Of course, parents can have very different ideas about college regardless
of the status of their marriage. However, these differences of opinion
can become more divisive once a marriage has ended and the ex-spouses
have started new lives and, possibly, new families.
Planning for post-secondary education in the context of a divorce is further
complicated by the fact that not all states will order a parent to pay
support to a child after the child reaches the age of majority.
The following are three essential steps that you should take during and
after your divorce to help your child reach his or her post-secondary
Consult with an Experienced Family Attorney
During your divorce, it is essential that you seek the advice of an experienced
family law attorney regarding your child's right to post-secondary
In some states, a court will order a parent to pay support after the age
of majority when a child is unable to support himself due to a disability,
but not for a child to attend college or post-secondary vocational training.
However, many of these states will enforce private agreements that provide
for post-secondary educational support.
Other states, including the state of Washington,
will order a parent to pay post-secondary support for a child if certain factors

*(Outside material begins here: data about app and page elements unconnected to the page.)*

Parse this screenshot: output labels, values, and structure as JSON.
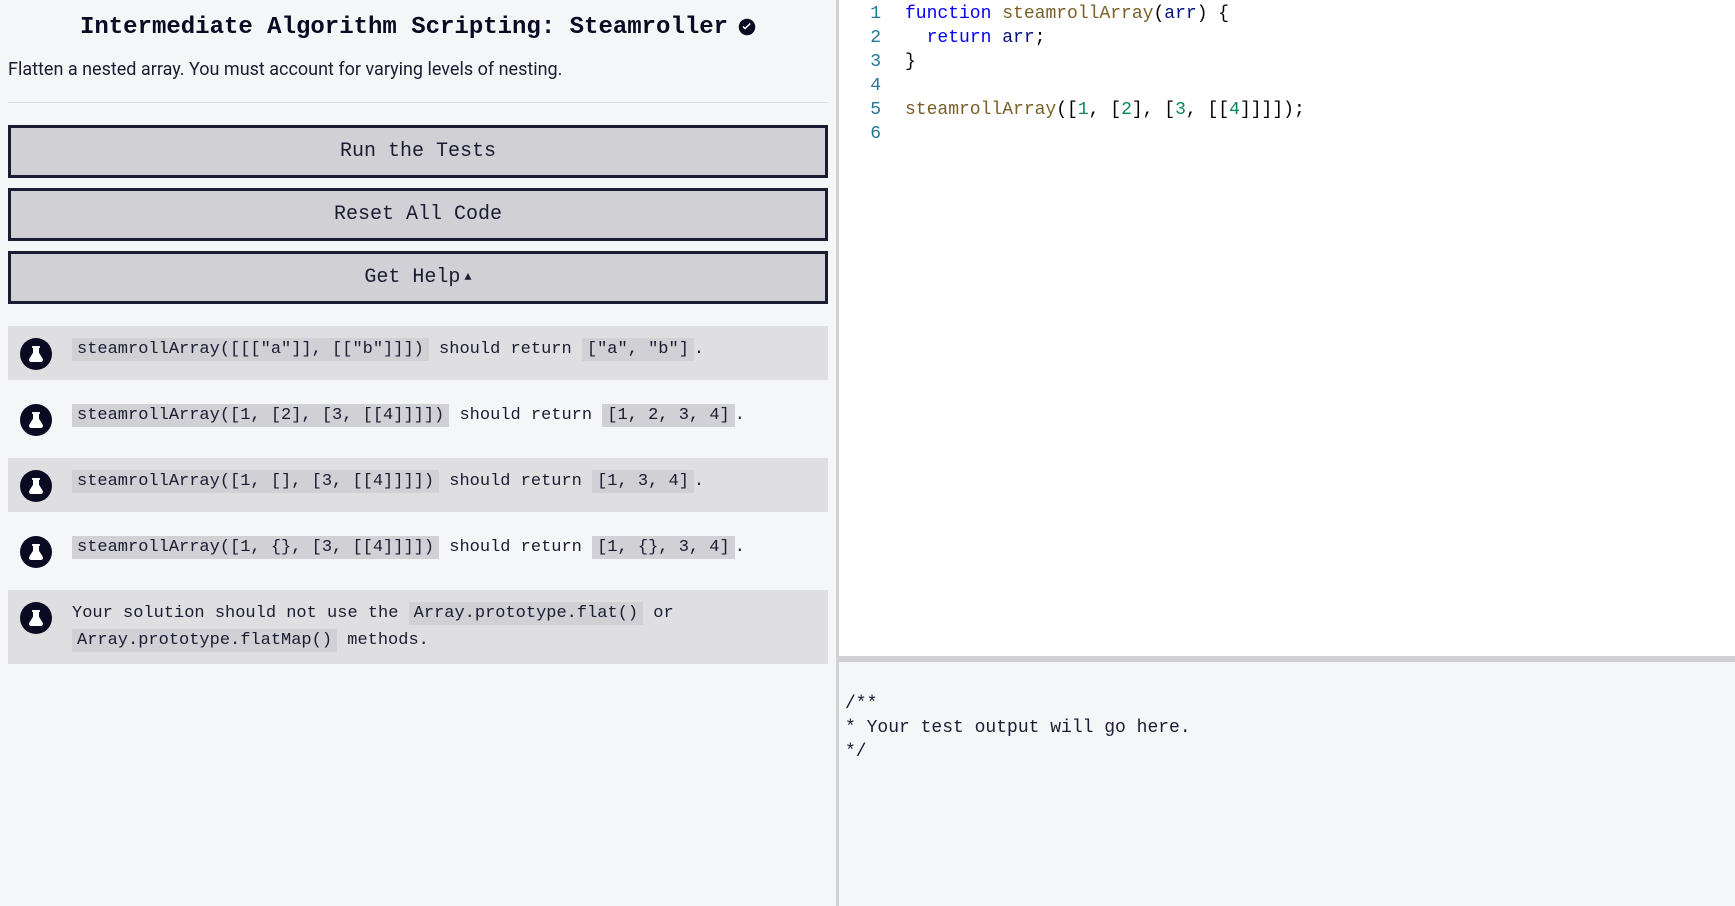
{
  "title": "Intermediate Algorithm Scripting: Steamroller",
  "description": "Flatten a nested array. You must account for varying levels of nesting.",
  "buttons": {
    "run": "Run the Tests",
    "reset": "Reset All Code",
    "help": "Get Help"
  },
  "tests": [
    {
      "segments": [
        {
          "t": "code",
          "v": "steamrollArray([[[\"a\"]], [[\"b\"]]])"
        },
        {
          "t": "text",
          "v": " should return "
        },
        {
          "t": "code",
          "v": "[\"a\", \"b\"]"
        },
        {
          "t": "text",
          "v": "."
        }
      ]
    },
    {
      "segments": [
        {
          "t": "code",
          "v": "steamrollArray([1, [2], [3, [[4]]]])"
        },
        {
          "t": "text",
          "v": " should return "
        },
        {
          "t": "code",
          "v": "[1, 2, 3, 4]"
        },
        {
          "t": "text",
          "v": "."
        }
      ]
    },
    {
      "segments": [
        {
          "t": "code",
          "v": "steamrollArray([1, [], [3, [[4]]]])"
        },
        {
          "t": "text",
          "v": " should return "
        },
        {
          "t": "code",
          "v": "[1, 3, 4]"
        },
        {
          "t": "text",
          "v": "."
        }
      ]
    },
    {
      "segments": [
        {
          "t": "code",
          "v": "steamrollArray([1, {}, [3, [[4]]]])"
        },
        {
          "t": "text",
          "v": " should return "
        },
        {
          "t": "code",
          "v": "[1, {}, 3, 4]"
        },
        {
          "t": "text",
          "v": "."
        }
      ]
    },
    {
      "segments": [
        {
          "t": "text",
          "v": "Your solution should not use the "
        },
        {
          "t": "code",
          "v": "Array.prototype.flat()"
        },
        {
          "t": "text",
          "v": " or "
        },
        {
          "t": "code",
          "v": "Array.prototype.flatMap()"
        },
        {
          "t": "text",
          "v": " methods."
        }
      ]
    }
  ],
  "editor": {
    "line_numbers": [
      "1",
      "2",
      "3",
      "4",
      "5",
      "6"
    ],
    "lines": [
      [
        {
          "c": "tok-kw",
          "v": "function"
        },
        {
          "c": "",
          "v": " "
        },
        {
          "c": "tok-fn",
          "v": "steamrollArray"
        },
        {
          "c": "tok-punc",
          "v": "("
        },
        {
          "c": "tok-id",
          "v": "arr"
        },
        {
          "c": "tok-punc",
          "v": ") {"
        }
      ],
      [
        {
          "c": "",
          "v": "  "
        },
        {
          "c": "tok-kw",
          "v": "return"
        },
        {
          "c": "",
          "v": " "
        },
        {
          "c": "tok-id",
          "v": "arr"
        },
        {
          "c": "tok-punc",
          "v": ";"
        }
      ],
      [
        {
          "c": "tok-punc",
          "v": "}"
        }
      ],
      [],
      [
        {
          "c": "tok-fn",
          "v": "steamrollArray"
        },
        {
          "c": "tok-punc",
          "v": "(["
        },
        {
          "c": "tok-num",
          "v": "1"
        },
        {
          "c": "tok-punc",
          "v": ", ["
        },
        {
          "c": "tok-num",
          "v": "2"
        },
        {
          "c": "tok-punc",
          "v": "], ["
        },
        {
          "c": "tok-num",
          "v": "3"
        },
        {
          "c": "tok-punc",
          "v": ", [["
        },
        {
          "c": "tok-num",
          "v": "4"
        },
        {
          "c": "tok-punc",
          "v": "]]]]);"
        }
      ],
      []
    ]
  },
  "output_text": "/**\n* Your test output will go here.\n*/"
}
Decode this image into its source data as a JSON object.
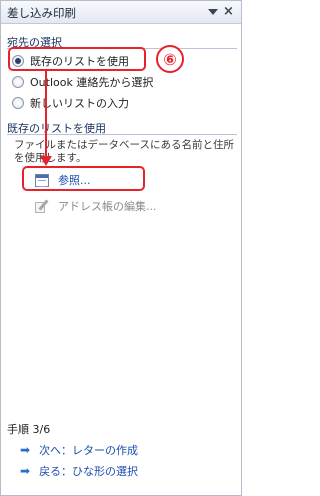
{
  "pane": {
    "title": "差し込み印刷",
    "dropdown_icon": "dropdown-triangle",
    "close_icon": "×"
  },
  "recipient": {
    "heading": "宛先の選択",
    "options": [
      {
        "label": "既存のリストを使用",
        "checked": true
      },
      {
        "label": "Outlook 連絡先から選択",
        "checked": false
      },
      {
        "label": "新しいリストの入力",
        "checked": false
      }
    ]
  },
  "existing_list": {
    "heading": "既存のリストを使用",
    "description": "ファイルまたはデータベースにある名前と住所を使用します。",
    "browse_label": "参照...",
    "edit_label": "アドレス帳の編集..."
  },
  "wizard": {
    "step": "手順 3/6",
    "next_label": "次へ：レターの作成",
    "back_label": "戻る：ひな形の選択",
    "arrow_glyph": "➡"
  },
  "annotation": {
    "number": "⑥",
    "color": "#e8222a"
  }
}
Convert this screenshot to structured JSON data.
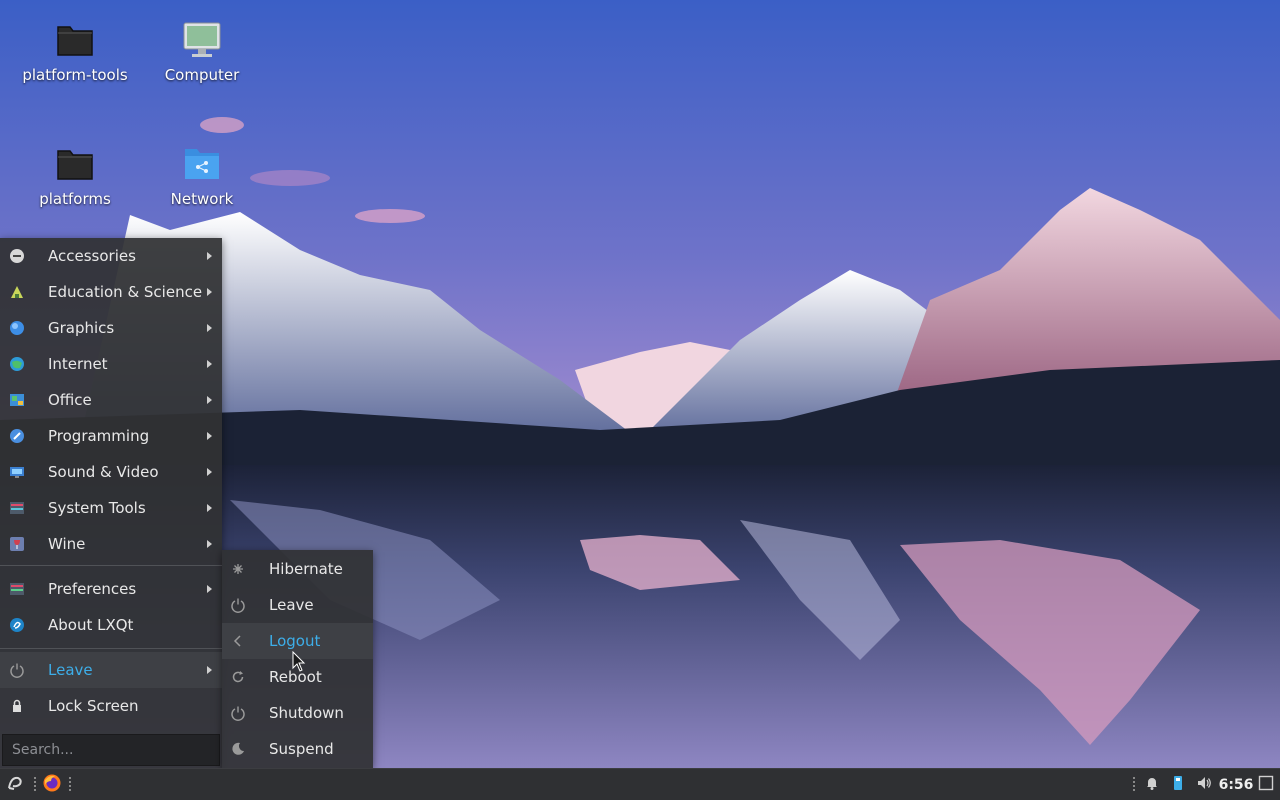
{
  "desktop": {
    "icons": [
      {
        "label": "platform-tools",
        "icon": "folder-icon"
      },
      {
        "label": "Computer",
        "icon": "computer-icon"
      },
      {
        "label": "platforms",
        "icon": "folder-icon"
      },
      {
        "label": "Network",
        "icon": "network-folder-icon"
      }
    ]
  },
  "main_menu": {
    "items": [
      {
        "label": "Accessories",
        "icon": "accessories-icon",
        "has_submenu": true
      },
      {
        "label": "Education & Science",
        "icon": "education-icon",
        "has_submenu": true
      },
      {
        "label": "Graphics",
        "icon": "graphics-icon",
        "has_submenu": true
      },
      {
        "label": "Internet",
        "icon": "internet-globe-icon",
        "has_submenu": true
      },
      {
        "label": "Office",
        "icon": "office-icon",
        "has_submenu": true
      },
      {
        "label": "Programming",
        "icon": "programming-icon",
        "has_submenu": true
      },
      {
        "label": "Sound & Video",
        "icon": "sound-video-icon",
        "has_submenu": true
      },
      {
        "label": "System Tools",
        "icon": "system-tools-icon",
        "has_submenu": true
      },
      {
        "label": "Wine",
        "icon": "wine-icon",
        "has_submenu": true
      },
      {
        "label": "Preferences",
        "icon": "preferences-icon",
        "has_submenu": true
      },
      {
        "label": "About LXQt",
        "icon": "lxqt-icon",
        "has_submenu": false
      },
      {
        "label": "Leave",
        "icon": "power-icon",
        "has_submenu": true,
        "active": true
      },
      {
        "label": "Lock Screen",
        "icon": "lock-icon",
        "has_submenu": false
      }
    ],
    "search_placeholder": "Search..."
  },
  "leave_submenu": {
    "items": [
      {
        "label": "Hibernate",
        "icon": "hibernate-icon"
      },
      {
        "label": "Leave",
        "icon": "power-icon"
      },
      {
        "label": "Logout",
        "icon": "logout-arrow-icon",
        "hovered": true
      },
      {
        "label": "Reboot",
        "icon": "reboot-icon"
      },
      {
        "label": "Shutdown",
        "icon": "shutdown-icon"
      },
      {
        "label": "Suspend",
        "icon": "suspend-moon-icon"
      }
    ]
  },
  "taskbar": {
    "clock": "6:56",
    "tray_icons": [
      "bell-icon",
      "usb-icon",
      "volume-icon",
      "show-desktop-icon"
    ]
  },
  "colors": {
    "accent": "#3daee9",
    "menu_bg": "#303134",
    "taskbar_bg": "#2f3033"
  }
}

are met. However, post-secondary education support is not mandatory even
in the states that will order it.
An experienced family law attorney can help you devise a post-secondary
educational support plan that is both realistic for your family and also
in compliance with the legal standards of your state.
Plan ahead for how you will deal with your kids’ college costs by
including a specific provision in your final agreement and orders. You
must address the issue of post-secondary educational support in your final
divorce agreement or a court order, even if your children are very young
at the time your divorce is finalized.
Ideally, your agreement and/or order should have a specific plan for how
expenses will be shared between, and paid by, the parents and the child.
Common provisions will address whether the child is required to seek financial
aid (grants, scholarships, and loans) before the parents are obligated
to pay for support; the maximum amount of tuition that the parents will
be obligated to pay; and the specific additional expenses, such as housing,
meals, and transportation, to be paid by the parents.
In some cases, it may not be possible to devise a highly specific plan
at the conclusion of a divorce. In these cases, the issue may simply need
to be reserved for later negotiation or court action. However, it is critical
that your agreement or order make it clear that the parents will provide
post-secondary educational support. Without such a provision, you may
lose the right to seek it later.
Plan for College with Your Agreement or Order in Mind
By the time your child actually begins applying for college, your divorce
may be an unpleasant, but distant, memory. However, it is critical that
you review your divorce agreement or
child support order well in advance of the child support for that child ending.
If you already have a specific plan for payment of college expenses, your
divorce agreement or order can guide both you and your child in choosing
a desirable and affordable college. If your agreement or support order
does not have specific provisions for payment of college expenses, you
must be prepared to engage in negotiation or possibly even litigation
with your ex-spouse in order to determine how expenses will be paid.
In cases where your child's right to post-secondary support must be
exercised within a certain time frame - such as before an 18
th birthday or high school graduation - it is important to review your divorce
agreement or support order as soon as possible after your child begins
In short, the issue of post-secondary educational support should be integral
to your college planning from the outset.
Working with an experienced family attorney during and after your divorce
can be invaluable in ensuring that your child's college goals are
reached. A seasoned family law professional can guide you in pre-planning
for college, as well as in enforcing these plans as your child nears high